__YOUR INSTRUCTIONS__:
Determine how many lines in this listing contain the word "escola" and report that number by itself.

__MATERIALS PROVIDED__:
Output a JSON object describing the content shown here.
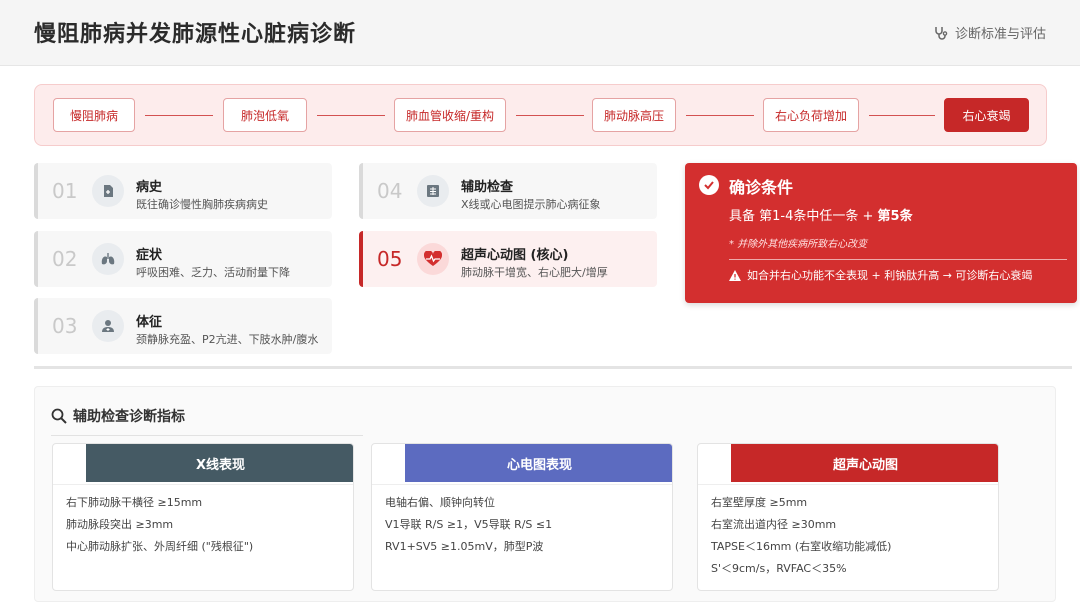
{
  "header": {
    "title": "慢阻肺病并发肺源性心脏病诊断",
    "right_label": "诊断标准与评估",
    "right_icon": "stethoscope-icon"
  },
  "flow": {
    "steps": [
      "慢阻肺病",
      "肺泡低氧",
      "肺血管收缩/重构",
      "肺动脉高压",
      "右心负荷增加",
      "右心衰竭"
    ]
  },
  "criteria": [
    {
      "num": "01",
      "title": "病史",
      "desc": "既往确诊慢性胸肺疾病病史",
      "icon": "document-icon"
    },
    {
      "num": "02",
      "title": "症状",
      "desc": "呼吸困难、乏力、活动耐量下降",
      "icon": "lungs-icon"
    },
    {
      "num": "03",
      "title": "体征",
      "desc": "颈静脉充盈、P2亢进、下肢水肿/腹水",
      "icon": "doctor-icon"
    },
    {
      "num": "04",
      "title": "辅助检查",
      "desc": "X线或心电图提示肺心病征象",
      "icon": "xray-icon"
    },
    {
      "num": "05",
      "title": "超声心动图 (核心)",
      "desc": "肺动脉干增宽、右心肥大/增厚",
      "icon": "heartbeat-icon"
    }
  ],
  "diagnosis": {
    "title": "确诊条件",
    "cond_prefix": "具备 第1-4条中任一条 + ",
    "cond_bold": "第5条",
    "note": "* 并除外其他疾病所致右心改变",
    "warning": "如合并右心功能不全表现 + 利钠肽升高 → 可诊断右心衰竭"
  },
  "indicators": {
    "title": "辅助检查诊断指标",
    "cards": [
      {
        "title": "X线表现",
        "color": "#455a64",
        "items": [
          "右下肺动脉干横径 ≥15mm",
          "肺动脉段突出 ≥3mm",
          "中心肺动脉扩张、外周纤细 (\"残根征\")"
        ]
      },
      {
        "title": "心电图表现",
        "color": "#5c6bc0",
        "items": [
          "电轴右偏、顺钟向转位",
          "V1导联 R/S ≥1，V5导联 R/S ≤1",
          "RV1+SV5 ≥1.05mV，肺型P波"
        ]
      },
      {
        "title": "超声心动图",
        "color": "#c62828",
        "items": [
          "右室壁厚度 ≥5mm",
          "右室流出道内径 ≥30mm",
          "TAPSE＜16mm (右室收缩功能减低)",
          "S'＜9cm/s，RVFAC＜35%"
        ]
      }
    ]
  },
  "colors": {
    "accent": "#c62828",
    "diag_bg": "#d32f2f",
    "flow_bg": "#fdecec"
  }
}
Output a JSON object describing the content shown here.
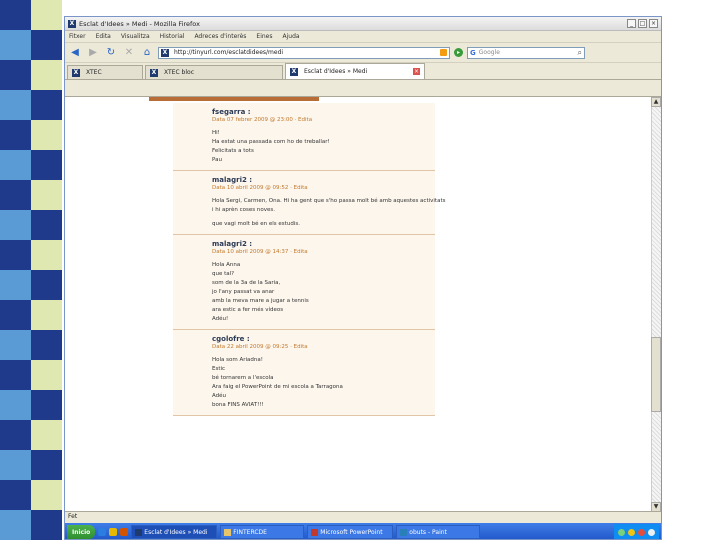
{
  "browser": {
    "title": "Esclat d'Idees » Medi - Mozilla Firefox",
    "menu": [
      "Fitxer",
      "Edita",
      "Visualitza",
      "Historial",
      "Adreces d'interès",
      "Eines",
      "Ajuda"
    ],
    "url": "http://tinyurl.com/esclatdidees/medi",
    "search_placeholder": "Google",
    "tabs": [
      "XTEC",
      "XTEC bloc",
      "Esclat d'Idees » Medi"
    ],
    "status": "Fet"
  },
  "comments": [
    {
      "author": "fsegarra :",
      "meta": "Data 07 febrer 2009 @ 23:00 · Edita",
      "lines": [
        "Hi!",
        "Ha estat una passada com ho de treballar!",
        "Felicitats a tots",
        "Pau"
      ]
    },
    {
      "author": "malagri2 :",
      "meta": "Data 10 abril 2009 @ 09:52 · Edita",
      "lines": [
        "Hola Sergi, Carmen, Ona. Hi ha gent que s'ho passa molt bé amb aquestes activitats",
        "i hi aprèn coses noves.",
        "",
        "que vagi molt bé en els estudis."
      ]
    },
    {
      "author": "malagri2 :",
      "meta": "Data 10 abril 2009 @ 14:37 · Edita",
      "lines": [
        "Hola Anna",
        "que tal?",
        "som de la 3a de la Saria,",
        "jo l'any passat va anar",
        "amb la meva mare a jugar a tennis",
        "ara estic a fer més vídeos",
        "Adéu!"
      ]
    },
    {
      "author": "cgolofre :",
      "meta": "Data 22 abril 2009 @ 09:25 · Edita",
      "lines": [
        "Hola som Ariadna!",
        "Estic",
        "bé tornarem a l'escola",
        "Ara faig el PowerPoint de mi escola a Tarragona",
        "Adéu",
        "bona FINS AVIAT!!!"
      ]
    }
  ],
  "taskbar": {
    "start_label": "Inicio",
    "tasks": [
      "Esclat d'Idees » Medi",
      "FINTERCDE",
      "Microsoft PowerPoint",
      "obuts - Paint"
    ]
  },
  "colors": {
    "banner": "#b86d36",
    "comment_bg": "#fdf6ed",
    "meta": "#c0782c"
  }
}
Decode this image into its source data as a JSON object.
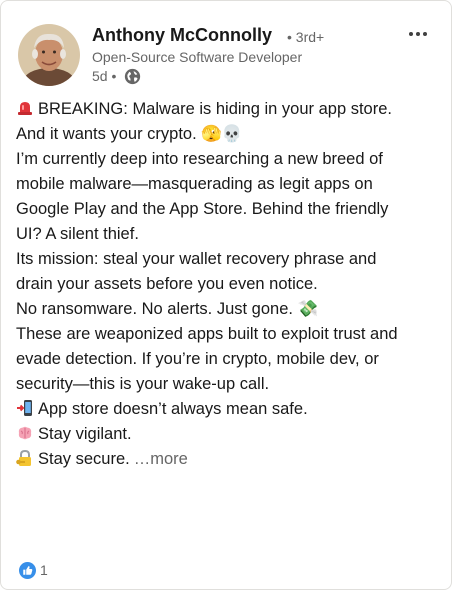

__PROBLEM SOLUTION__:
2